His tendency to take everything literally means that conversational irony and humor are lost on him, and his honesty is off-putting as often as it is disarming. When someone makes an appointment with him at “eightish” and then keeps Adam waiting until 8:13, he finds it excruciating. He’s pretty cute, no doubt because he’s played by Hugh Dancy, but he’s nevertheless poor relationship material because he’s unable to process emotions, either his own or others’. How do you make such a closed-off character the lead in a romantic film? That’s a formidable challenge, one that an enterprising film should be tackling. Sadly, this movie isn’t up to it.
The story begins with Adam losing his entire support network in the space of six weeks when his father dies and he’s downsized from his job as an electronics engineer at a toymaking company. In the midst of all this, a new neighbor moves into the apartment upstairs from his: Beth (Rose Byrne), a schoolteacher who aspires to write children’s books one day. The relationship that develops between them isn’t the steadiest one. He’s looking for a new peg to build his life’s routines around, and she reciprocates when her own wealthy family goes through an upheaval.
The film is written and directed by Max Mayer, a New York theater director who has worked sporadically in movies and television. His theatrical roots fit the material in many ways. Mayer is clearly comfortable with the film’s New York setting and the action being confined to the few small rooms in which Adam spends his highly regimented life. The filmmaker isn’t averse to using the Asperger’s for comedic purposes, such as when Adam goes to elaborate lengths to squeegee the windows on Beth’s apartment. On the whole, however, the filmmaker treats Adam’s condition seriously, pointing up the inconvenience of it on several occasions and even showing Adam trashing his room and hurting himself during his most stressful moments. Conscientiously, the film insists on the disorder’s permanence and intractability, never letting us think that falling in love will somehow cure Adam. (This is a trap that too many such movies fall into, most notably A Beautiful Mind.)

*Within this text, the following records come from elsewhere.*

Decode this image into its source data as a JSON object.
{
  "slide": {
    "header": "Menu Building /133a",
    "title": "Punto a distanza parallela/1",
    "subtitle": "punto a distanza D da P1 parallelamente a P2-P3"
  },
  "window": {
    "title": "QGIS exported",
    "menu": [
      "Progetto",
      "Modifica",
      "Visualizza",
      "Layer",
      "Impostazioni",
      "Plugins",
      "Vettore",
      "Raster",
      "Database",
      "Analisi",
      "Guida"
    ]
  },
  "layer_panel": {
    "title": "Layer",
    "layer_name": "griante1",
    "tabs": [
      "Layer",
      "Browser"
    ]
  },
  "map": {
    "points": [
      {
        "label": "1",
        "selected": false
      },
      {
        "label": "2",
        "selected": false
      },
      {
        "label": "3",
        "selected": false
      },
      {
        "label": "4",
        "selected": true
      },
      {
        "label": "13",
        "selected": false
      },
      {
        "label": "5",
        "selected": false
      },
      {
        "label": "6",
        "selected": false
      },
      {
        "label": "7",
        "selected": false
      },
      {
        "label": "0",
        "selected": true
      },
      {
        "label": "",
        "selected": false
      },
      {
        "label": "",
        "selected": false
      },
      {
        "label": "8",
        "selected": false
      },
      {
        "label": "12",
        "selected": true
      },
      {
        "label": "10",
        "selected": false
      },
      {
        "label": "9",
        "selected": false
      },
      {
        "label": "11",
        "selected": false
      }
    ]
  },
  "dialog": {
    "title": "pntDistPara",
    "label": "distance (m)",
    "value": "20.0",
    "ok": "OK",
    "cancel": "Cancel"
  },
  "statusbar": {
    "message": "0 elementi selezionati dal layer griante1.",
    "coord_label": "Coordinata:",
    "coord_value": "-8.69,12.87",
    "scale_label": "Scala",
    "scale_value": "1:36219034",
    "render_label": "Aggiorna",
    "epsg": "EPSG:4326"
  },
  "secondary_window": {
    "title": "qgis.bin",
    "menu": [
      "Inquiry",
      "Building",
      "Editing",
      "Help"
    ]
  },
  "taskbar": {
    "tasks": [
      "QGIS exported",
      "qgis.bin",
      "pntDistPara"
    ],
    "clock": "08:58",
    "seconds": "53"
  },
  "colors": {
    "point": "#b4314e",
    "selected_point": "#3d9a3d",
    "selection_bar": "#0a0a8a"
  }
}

Yet as solid as its concept is, the movie never soars. Adam’s mind works in a fundamentally different way from most other people’s, and Mayer never reaches beyond dialogue and the other characters’ reactions to Adam to convey that. A more imaginative director – say, Darren Aronofsky or Spike Jonze – would have found a way to express the workings of Adam’s brain in visual terms, showing us the world falling into the patterns that Asperger’s patients tend to see much more clearly than people who don’t have it (called neurotypicals or NTs for short). The closest Mayer comes to getting inside Adam’s head is the early scene when Adam shows Beth the planetarium that he’s made out of his living room, a moment of genuine beauty and wonder. Still, the rest of the movie stubbornly remains observed from the outside, and that keeps us from finding out what it truly is to be in Adam’s shoes.
Under these circumstances, any actor would be hard pressed to play a part such as this and make it seem like more than a stunt. Dancy can’t transcend the film’s limitations, though he gives an understated and technically keen performance in the title role. (As for his leading lady, Byrne is an inert presence here like she usually is.) Adam is a frustrating experience, because you can see the heartwarming romance and the humane portrait of mental disorder that it so badly wants to be. It falls agonizingly short.